Despite recent improvements in the ecological status of wild-capture fisheries, a significant share (33%) of global marine stocks remains overexploited. While top-down management has been shown to work in many settings, there is growing interest in demand-side interventions, which work through consumer-originated price signals to incentivize reduced fishing pressure. The effectiveness of demand-side interventions would rely, in part, on a large enough supply elasticity of fisheries, though this crucial statistic is notoriously difficult to estimate and remains elusive in the literature. Using plausibly exogenous variation in fish prices and extensive data on the world’s fisheries, we derive an empirical approach to estimate this elasticity using an instrumental variables estimator. We find it is very low — similar to that observed in comparable sectors. This suggests that even if prices did respond to demand-side interventions, the supply response would be small. To determine whether the ensuing supply response would have meaningful ecological consequences, we combine a bioeconomic model of fisheries with a global model of supply and demand for seafood calibrated with our estimates. We find that even interventions that lead to dramatic demand shifts are unlikely to achieve more than marginal improvements to fisheries status.
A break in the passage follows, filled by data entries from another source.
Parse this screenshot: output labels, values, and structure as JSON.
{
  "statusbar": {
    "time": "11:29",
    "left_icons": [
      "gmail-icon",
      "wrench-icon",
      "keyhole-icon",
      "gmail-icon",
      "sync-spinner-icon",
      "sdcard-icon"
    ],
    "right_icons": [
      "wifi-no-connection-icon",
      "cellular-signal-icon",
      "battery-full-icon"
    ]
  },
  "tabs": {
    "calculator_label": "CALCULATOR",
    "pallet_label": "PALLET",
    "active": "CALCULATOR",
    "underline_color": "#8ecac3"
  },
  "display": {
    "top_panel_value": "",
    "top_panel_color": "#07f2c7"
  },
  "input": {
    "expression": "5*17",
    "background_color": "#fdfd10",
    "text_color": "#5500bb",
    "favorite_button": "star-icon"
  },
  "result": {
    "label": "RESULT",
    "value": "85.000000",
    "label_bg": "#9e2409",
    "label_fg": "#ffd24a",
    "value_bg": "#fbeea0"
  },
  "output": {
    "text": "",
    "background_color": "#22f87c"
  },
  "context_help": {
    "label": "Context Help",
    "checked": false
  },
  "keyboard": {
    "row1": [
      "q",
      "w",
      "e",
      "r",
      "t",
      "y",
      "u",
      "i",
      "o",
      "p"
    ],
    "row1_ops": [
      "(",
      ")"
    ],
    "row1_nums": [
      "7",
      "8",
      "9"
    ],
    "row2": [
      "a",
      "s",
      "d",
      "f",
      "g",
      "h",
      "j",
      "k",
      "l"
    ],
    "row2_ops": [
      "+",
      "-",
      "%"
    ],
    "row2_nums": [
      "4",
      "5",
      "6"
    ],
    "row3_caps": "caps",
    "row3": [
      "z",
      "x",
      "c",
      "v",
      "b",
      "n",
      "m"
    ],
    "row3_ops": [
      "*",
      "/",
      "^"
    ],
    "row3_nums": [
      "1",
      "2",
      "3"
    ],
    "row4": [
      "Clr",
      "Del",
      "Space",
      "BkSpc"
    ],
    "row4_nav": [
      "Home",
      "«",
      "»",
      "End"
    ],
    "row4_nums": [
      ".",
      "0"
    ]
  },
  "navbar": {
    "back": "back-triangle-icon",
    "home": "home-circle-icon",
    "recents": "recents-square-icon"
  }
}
In contrast, we find that supply-side policies (such as well-enforced fishing quotas), even imperfectly designed or implemented, can result in substantial recovery.